**RAW DATA:**
* * *

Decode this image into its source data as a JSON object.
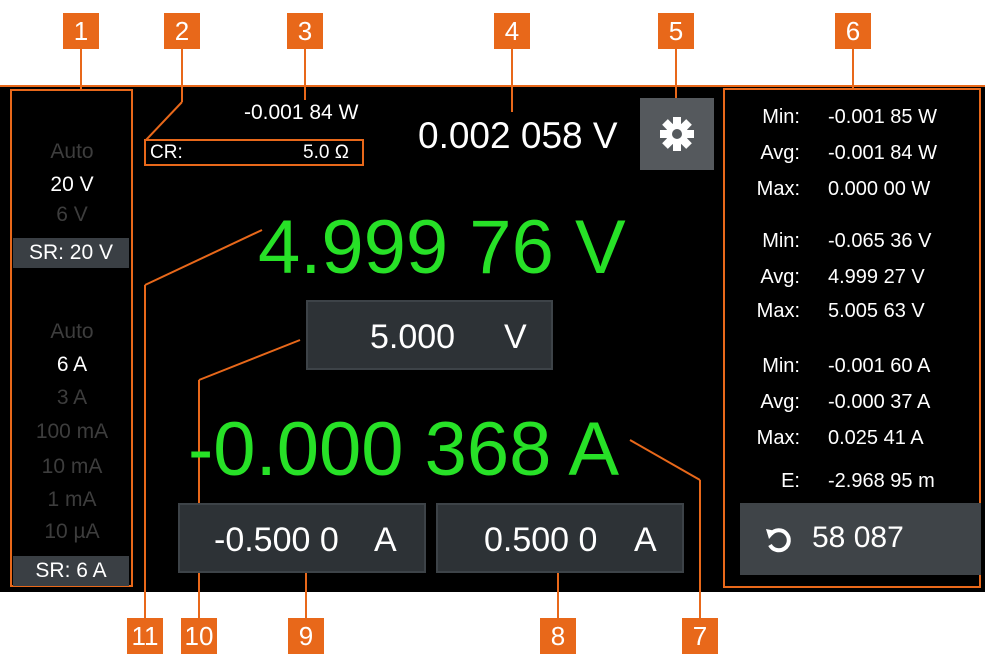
{
  "callouts": [
    "1",
    "2",
    "3",
    "4",
    "5",
    "6",
    "7",
    "8",
    "9",
    "10",
    "11"
  ],
  "colors": {
    "accent": "#e8681a",
    "measure": "#27e127",
    "screen": "#000000",
    "field": "#2d3236"
  },
  "voltage_ranges": {
    "items": [
      "Auto",
      "20 V",
      "6 V"
    ],
    "active": "20 V",
    "sr": "SR: 20 V"
  },
  "current_ranges": {
    "items": [
      "Auto",
      "6 A",
      "3 A",
      "100 mA",
      "10 mA",
      "1 mA",
      "10 µA"
    ],
    "active": "6 A",
    "sr": "SR: 6 A"
  },
  "power_reading": "-0.001 84 W",
  "cr_label": "CR:",
  "cr_value": "5.0 Ω",
  "top_voltage": "0.002 058 V",
  "settings_icon": "gear-icon",
  "main_voltage": "4.999 76 V",
  "voltage_setpoint": {
    "value": "5.000",
    "unit": "V"
  },
  "main_current": "-0.000 368 A",
  "current_limit_low": {
    "value": "-0.500 0",
    "unit": "A"
  },
  "current_limit_high": {
    "value": "0.500 0",
    "unit": "A"
  },
  "stats": [
    {
      "label": "Min:",
      "value": "-0.001 85 W"
    },
    {
      "label": "Avg:",
      "value": "-0.001 84 W"
    },
    {
      "label": "Max:",
      "value": "0.000 00 W"
    },
    {
      "label": "Min:",
      "value": "-0.065 36 V"
    },
    {
      "label": "Avg:",
      "value": "4.999 27 V"
    },
    {
      "label": "Max:",
      "value": "5.005 63 V"
    },
    {
      "label": "Min:",
      "value": "-0.001 60 A"
    },
    {
      "label": "Avg:",
      "value": "-0.000 37 A"
    },
    {
      "label": "Max:",
      "value": "0.025 41 A"
    },
    {
      "label": "E:",
      "value": "-2.968 95 m"
    }
  ],
  "reset_button": {
    "icon": "reset-icon",
    "count": "58 087"
  }
}
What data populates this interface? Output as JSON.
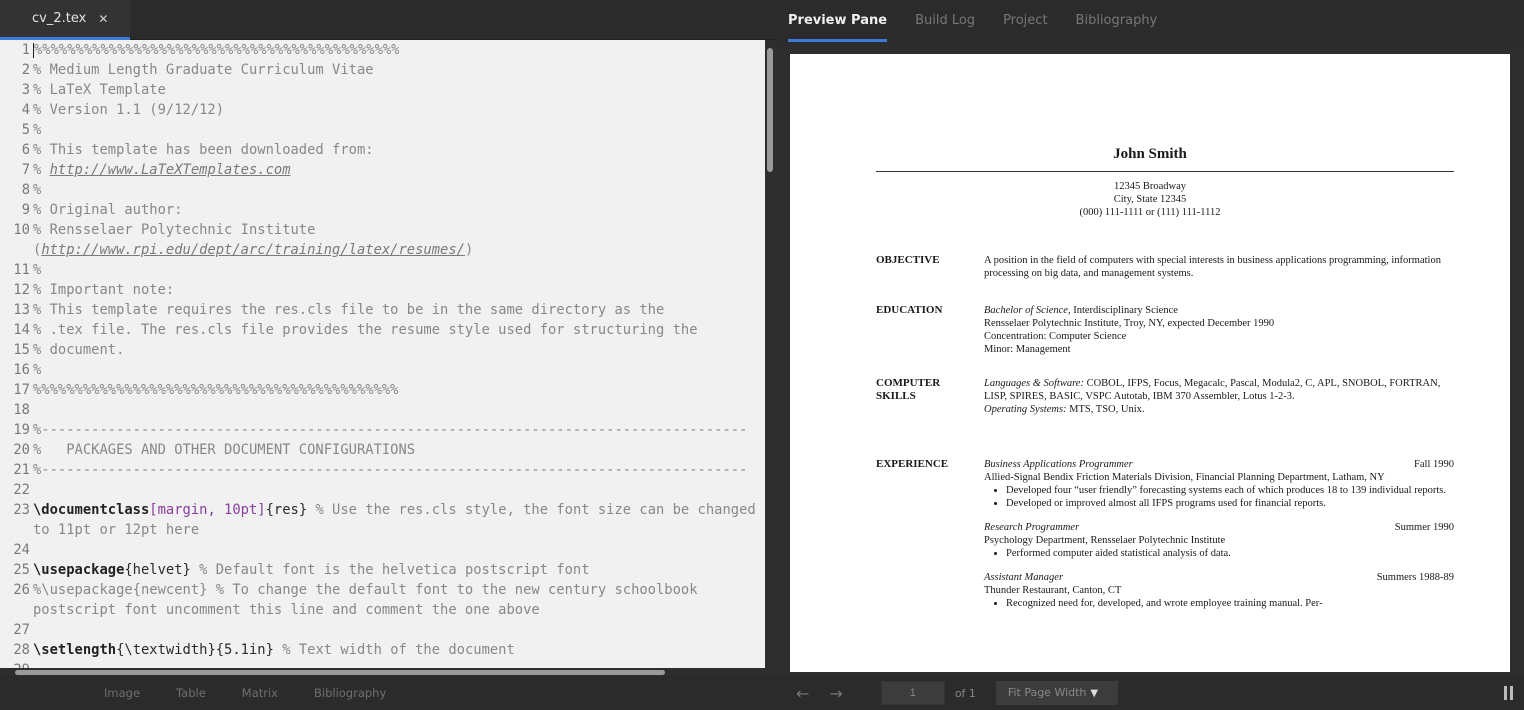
{
  "editor": {
    "file_tab": {
      "label": "cv_2.tex",
      "close": "✕"
    },
    "lines": [
      {
        "n": "1",
        "kind": "comment",
        "text": "%%%%%%%%%%%%%%%%%%%%%%%%%%%%%%%%%%%%%%%%%%%%",
        "cursor": true
      },
      {
        "n": "2",
        "kind": "comment",
        "text": "% Medium Length Graduate Curriculum Vitae"
      },
      {
        "n": "3",
        "kind": "comment",
        "text": "% LaTeX Template"
      },
      {
        "n": "4",
        "kind": "comment",
        "text": "% Version 1.1 (9/12/12)"
      },
      {
        "n": "5",
        "kind": "comment",
        "text": "%"
      },
      {
        "n": "6",
        "kind": "comment",
        "text": "% This template has been downloaded from:"
      },
      {
        "n": "7",
        "kind": "url",
        "prefix": "% ",
        "url": "http://www.LaTeXTemplates.com"
      },
      {
        "n": "8",
        "kind": "comment",
        "text": "%"
      },
      {
        "n": "9",
        "kind": "comment",
        "text": "% Original author:"
      },
      {
        "n": "10",
        "kind": "url2",
        "prefix": "% Rensselaer Polytechnic Institute (",
        "url": "http://www.rpi.edu/dept/arc/training/latex/resumes/",
        "suffix": ")"
      },
      {
        "n": "11",
        "kind": "comment",
        "text": "%"
      },
      {
        "n": "12",
        "kind": "comment",
        "text": "% Important note:"
      },
      {
        "n": "13",
        "kind": "comment",
        "text": "% This template requires the res.cls file to be in the same directory as the"
      },
      {
        "n": "14",
        "kind": "comment",
        "text": "% .tex file. The res.cls file provides the resume style used for structuring the"
      },
      {
        "n": "15",
        "kind": "comment",
        "text": "% document."
      },
      {
        "n": "16",
        "kind": "comment",
        "text": "%"
      },
      {
        "n": "17",
        "kind": "comment",
        "text": "%%%%%%%%%%%%%%%%%%%%%%%%%%%%%%%%%%%%%%%%%%%%"
      },
      {
        "n": "18",
        "kind": "blank",
        "text": ""
      },
      {
        "n": "19",
        "kind": "comment",
        "text": "%-------------------------------------------------------------------------------------"
      },
      {
        "n": "20",
        "kind": "comment",
        "text": "%   PACKAGES AND OTHER DOCUMENT CONFIGURATIONS"
      },
      {
        "n": "21",
        "kind": "comment",
        "text": "%-------------------------------------------------------------------------------------"
      },
      {
        "n": "22",
        "kind": "blank",
        "text": ""
      },
      {
        "n": "23",
        "kind": "cmd",
        "cmd": "\\documentclass",
        "opt": "[margin, 10pt]",
        "arg": "{res}",
        "comment": " % Use the res.cls style, the font size can be changed to 11pt or 12pt here"
      },
      {
        "n": "24",
        "kind": "blank",
        "text": ""
      },
      {
        "n": "25",
        "kind": "cmd",
        "cmd": "\\usepackage",
        "opt": "",
        "arg": "{helvet}",
        "comment": " % Default font is the helvetica postscript font"
      },
      {
        "n": "26",
        "kind": "comment",
        "text": "%\\usepackage{newcent} % To change the default font to the new century schoolbook postscript font uncomment this line and comment the one above"
      },
      {
        "n": "27",
        "kind": "blank",
        "text": ""
      },
      {
        "n": "28",
        "kind": "cmd",
        "cmd": "\\setlength",
        "opt": "",
        "arg": "{\\textwidth}{5.1in}",
        "comment": " % Text width of the document"
      },
      {
        "n": "29",
        "kind": "blank",
        "text": ""
      }
    ],
    "toolbar": [
      "Image",
      "Table",
      "Matrix",
      "Bibliography"
    ]
  },
  "preview": {
    "tabs": [
      "Preview Pane",
      "Build Log",
      "Project",
      "Bibliography"
    ],
    "active_tab": 0,
    "page_input": "1",
    "page_of": "of 1",
    "zoom": "Fit Page Width"
  },
  "pdf": {
    "name": "John Smith",
    "address": [
      "12345 Broadway",
      "City, State 12345",
      "(000) 111-1111 or (111) 111-1112"
    ],
    "objective": {
      "heading": "OBJECTIVE",
      "text": "A position in the field of computers with special interests in business applications programming, information processing on big data, and management systems."
    },
    "education": {
      "heading": "EDUCATION",
      "degree": "Bachelor of Science,",
      "degree_rest": " Interdisciplinary Science",
      "lines": [
        "Rensselaer Polytechnic Institute, Troy, NY, expected December 1990",
        "Concentration: Computer Science",
        "Minor: Management"
      ]
    },
    "skills": {
      "heading1": "COMPUTER",
      "heading2": "SKILLS",
      "lang_label": "Languages & Software:",
      "lang_text": " COBOL, IFPS, Focus, Megacalc, Pascal, Modula2, C, APL, SNOBOL, FORTRAN, LISP, SPIRES, BASIC, VSPC Autotab, IBM 370 Assembler, Lotus 1-2-3.",
      "os_label": "Operating Systems:",
      "os_text": " MTS, TSO, Unix."
    },
    "experience": {
      "heading": "EXPERIENCE",
      "jobs": [
        {
          "title": "Business Applications Programmer",
          "date": "Fall 1990",
          "org": "Allied-Signal Bendix Friction Materials Division, Financial Planning Department, Latham, NY",
          "bullets": [
            "Developed four “user friendly” forecasting systems each of which produces 18 to 139 individual reports.",
            "Developed or improved almost all IFPS programs used for financial reports."
          ]
        },
        {
          "title": "Research Programmer",
          "date": "Summer 1990",
          "org": "Psychology Department, Rensselaer Polytechnic Institute",
          "bullets": [
            "Performed computer aided statistical analysis of data."
          ]
        },
        {
          "title": "Assistant Manager",
          "date": "Summers 1988-89",
          "org": "Thunder Restaurant, Canton, CT",
          "bullets": [
            "Recognized need for, developed, and wrote employee training manual. Per-"
          ]
        }
      ]
    }
  },
  "colors": {
    "accent": "#3d7bd9",
    "editor_bg": "#f1f1f1",
    "chrome": "#2b2b2b",
    "marker": "#e07a1f"
  },
  "icons": {
    "close": "close-icon",
    "prev": "arrow-left-icon",
    "next": "arrow-right-icon",
    "zoom_caret": "caret-down-icon",
    "pause": "pause-icon"
  }
}
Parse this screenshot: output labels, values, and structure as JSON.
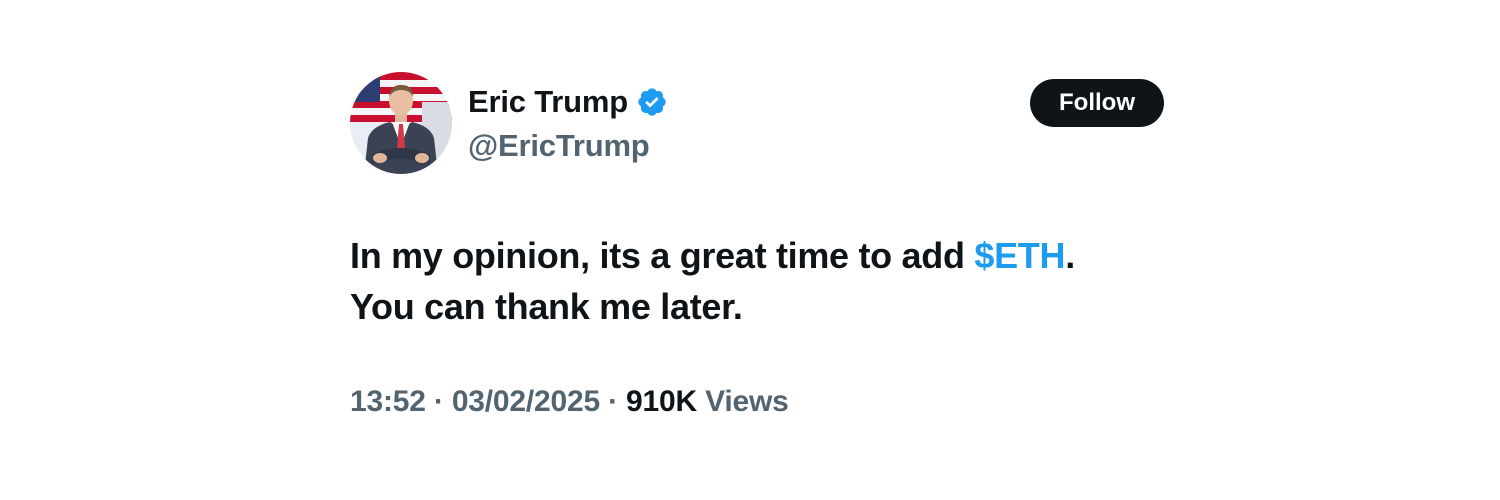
{
  "author": {
    "display_name": "Eric Trump",
    "handle": "@EricTrump",
    "verified_icon": "verified-check-icon",
    "avatar": "profile-photo"
  },
  "follow_button": {
    "label": "Follow"
  },
  "tweet": {
    "text_before": "In my opinion, its a great time to add ",
    "cashtag": "$ETH",
    "text_after": ".",
    "line2": "You can thank me later."
  },
  "meta": {
    "time": "13:52",
    "separator": "·",
    "date": "03/02/2025",
    "views_count": "910K",
    "views_label": "Views"
  },
  "colors": {
    "text_primary": "#0f1419",
    "text_secondary": "#536471",
    "accent": "#1d9bf0",
    "button_bg": "#0f1419",
    "button_text": "#ffffff"
  }
}
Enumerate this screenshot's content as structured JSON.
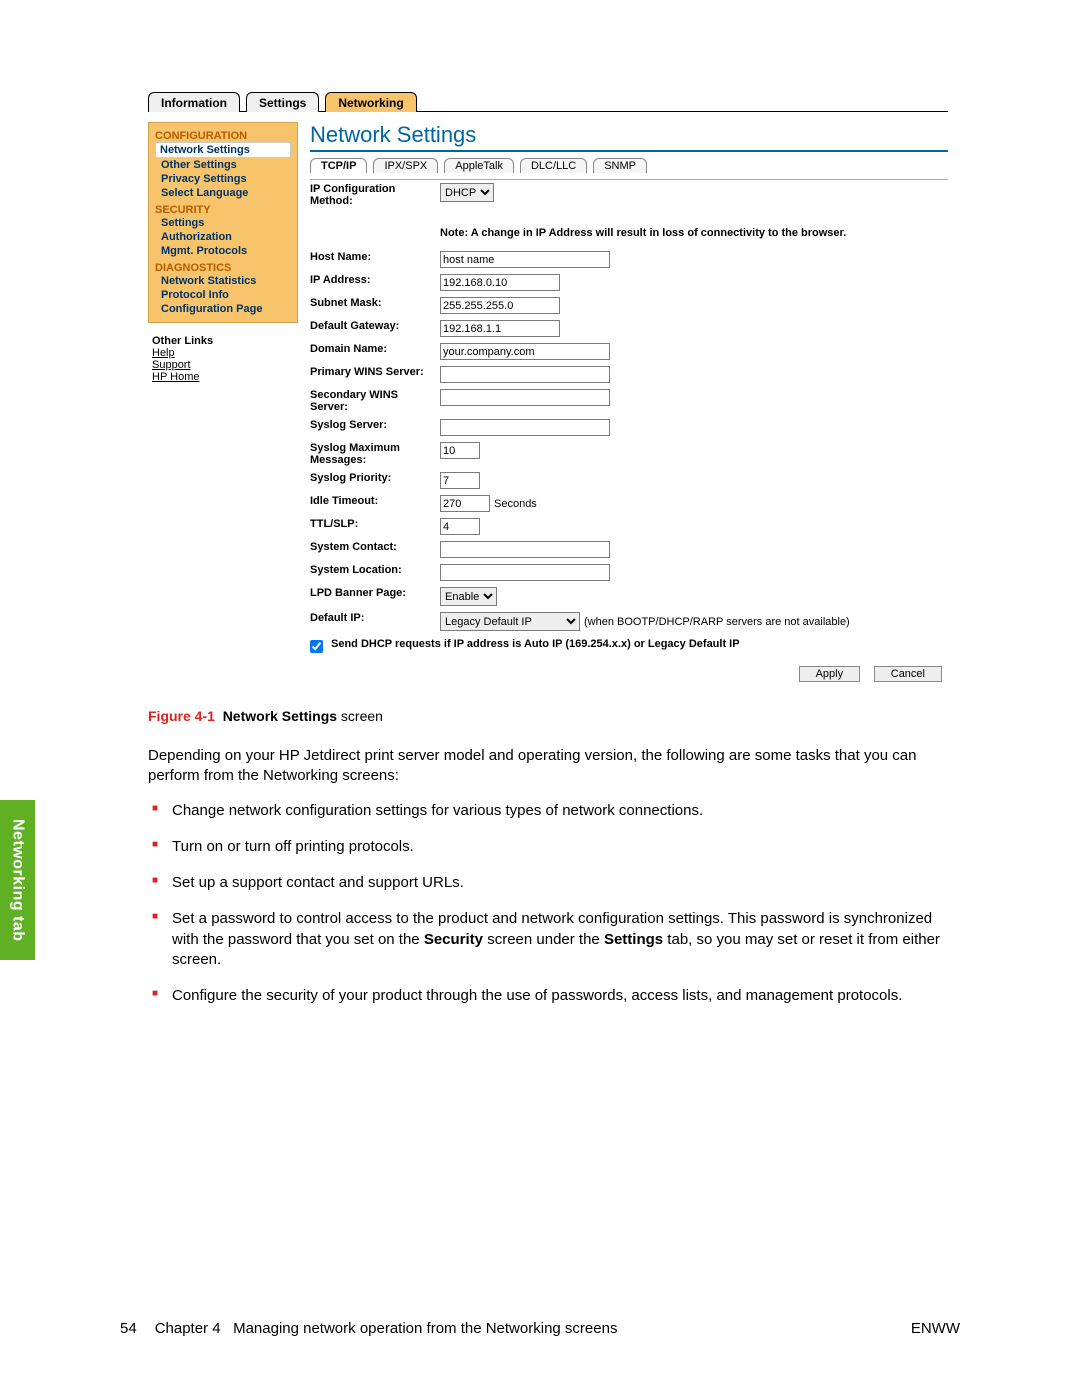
{
  "sideTab": "Networking tab",
  "topTabs": {
    "info": "Information",
    "settings": "Settings",
    "networking": "Networking"
  },
  "sidebar": {
    "configuration": {
      "header": "CONFIGURATION",
      "items": [
        "Network Settings",
        "Other Settings",
        "Privacy Settings",
        "Select Language"
      ]
    },
    "security": {
      "header": "SECURITY",
      "items": [
        "Settings",
        "Authorization",
        "Mgmt. Protocols"
      ]
    },
    "diagnostics": {
      "header": "DIAGNOSTICS",
      "items": [
        "Network Statistics",
        "Protocol Info",
        "Configuration Page"
      ]
    }
  },
  "otherLinks": {
    "title": "Other Links",
    "links": [
      "Help",
      "Support",
      "HP Home"
    ]
  },
  "main": {
    "title": "Network Settings",
    "subtabs": [
      "TCP/IP",
      "IPX/SPX",
      "AppleTalk",
      "DLC/LLC",
      "SNMP"
    ],
    "fields": {
      "ipConfigMethod": {
        "label": "IP Configuration Method:",
        "value": "DHCP"
      },
      "note": "Note: A change in IP Address will result in loss of connectivity to the browser.",
      "hostName": {
        "label": "Host Name:",
        "value": "host name"
      },
      "ipAddress": {
        "label": "IP Address:",
        "value": "192.168.0.10"
      },
      "subnetMask": {
        "label": "Subnet Mask:",
        "value": "255.255.255.0"
      },
      "defaultGateway": {
        "label": "Default Gateway:",
        "value": "192.168.1.1"
      },
      "domainName": {
        "label": "Domain Name:",
        "value": "your.company.com"
      },
      "primaryWins": {
        "label": "Primary WINS Server:",
        "value": ""
      },
      "secondaryWins": {
        "label": "Secondary WINS Server:",
        "value": ""
      },
      "syslogServer": {
        "label": "Syslog Server:",
        "value": ""
      },
      "syslogMax": {
        "label": "Syslog Maximum Messages:",
        "value": "10"
      },
      "syslogPriority": {
        "label": "Syslog Priority:",
        "value": "7"
      },
      "idleTimeout": {
        "label": "Idle Timeout:",
        "value": "270",
        "unit": "Seconds"
      },
      "ttlSlp": {
        "label": "TTL/SLP:",
        "value": "4"
      },
      "systemContact": {
        "label": "System Contact:",
        "value": ""
      },
      "systemLocation": {
        "label": "System Location:",
        "value": ""
      },
      "lpdBanner": {
        "label": "LPD Banner Page:",
        "value": "Enable"
      },
      "defaultIp": {
        "label": "Default IP:",
        "value": "Legacy Default IP",
        "suffix": "(when BOOTP/DHCP/RARP servers are not available)"
      },
      "dhcpCheck": "Send DHCP requests if IP address is Auto IP (169.254.x.x) or Legacy Default IP"
    },
    "buttons": {
      "apply": "Apply",
      "cancel": "Cancel"
    }
  },
  "caption": {
    "fignum": "Figure 4-1",
    "bold": "Network Settings",
    "rest": " screen"
  },
  "bodyIntro": "Depending on your HP Jetdirect print server model and operating version, the following are some tasks that you can perform from the Networking screens:",
  "bullets": [
    "Change network configuration settings for various types of network connections.",
    "Turn on or turn off printing protocols.",
    "Set up a support contact and support URLs.",
    "Set a password to control access to the product and network configuration settings. This password is synchronized with the password that you set on the <b>Security</b> screen under the <b>Settings</b> tab, so you may set or reset it from either screen.",
    "Configure the security of your product through the use of passwords, access lists, and management protocols."
  ],
  "footer": {
    "page": "54",
    "chapter": "Chapter 4",
    "title": "Managing network operation from the Networking screens",
    "right": "ENWW"
  }
}
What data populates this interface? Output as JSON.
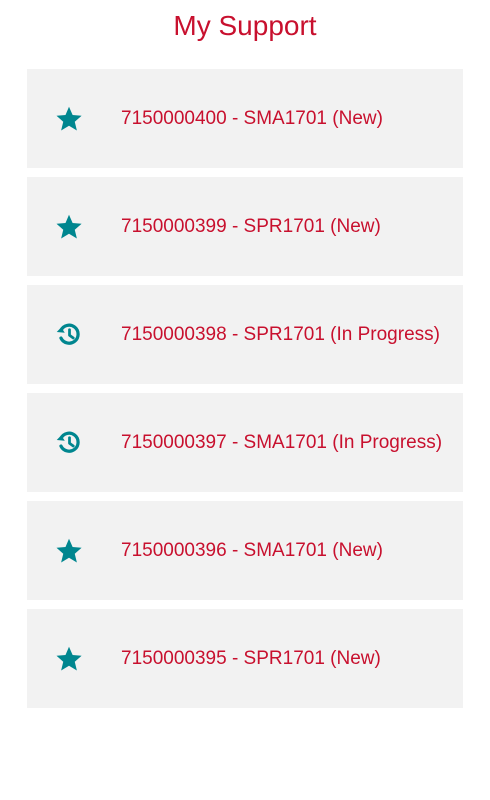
{
  "header": {
    "title": "My Support"
  },
  "colors": {
    "accent_text": "#c8102e",
    "icon": "#00868f",
    "row_background": "#f2f2f2"
  },
  "tickets": [
    {
      "label": "7150000400 - SMA1701 (New)",
      "status_icon": "star-icon"
    },
    {
      "label": "7150000399 - SPR1701 (New)",
      "status_icon": "star-icon"
    },
    {
      "label": "7150000398 - SPR1701 (In Progress)",
      "status_icon": "history-icon"
    },
    {
      "label": "7150000397 - SMA1701 (In Progress)",
      "status_icon": "history-icon"
    },
    {
      "label": "7150000396 - SMA1701 (New)",
      "status_icon": "star-icon"
    },
    {
      "label": "7150000395 - SPR1701 (New)",
      "status_icon": "star-icon"
    }
  ]
}
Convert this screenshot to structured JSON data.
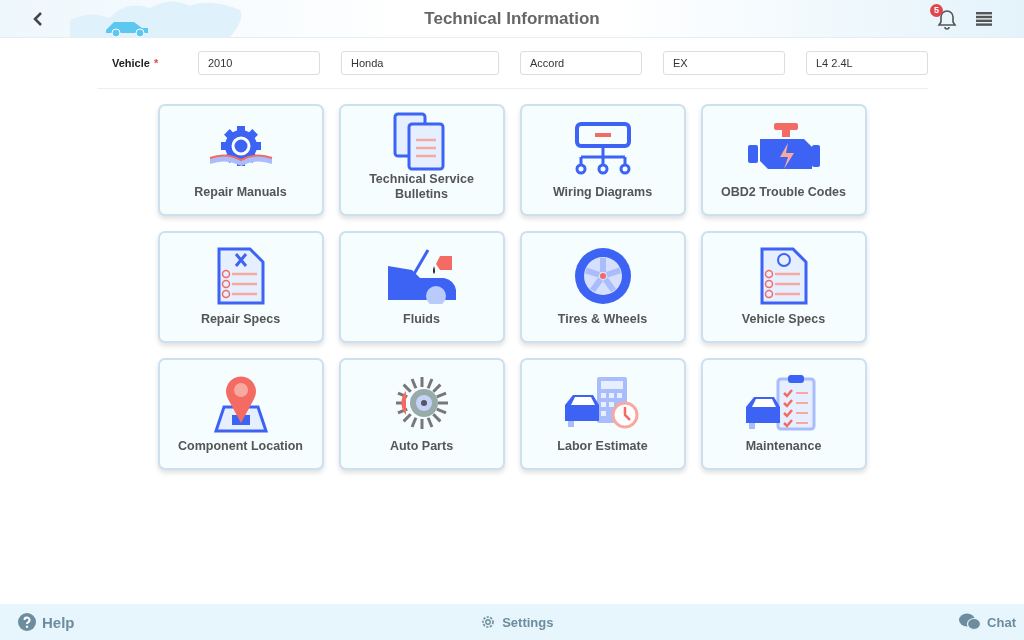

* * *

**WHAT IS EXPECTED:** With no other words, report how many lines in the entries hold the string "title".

**WRITTEN ANSWER:** 7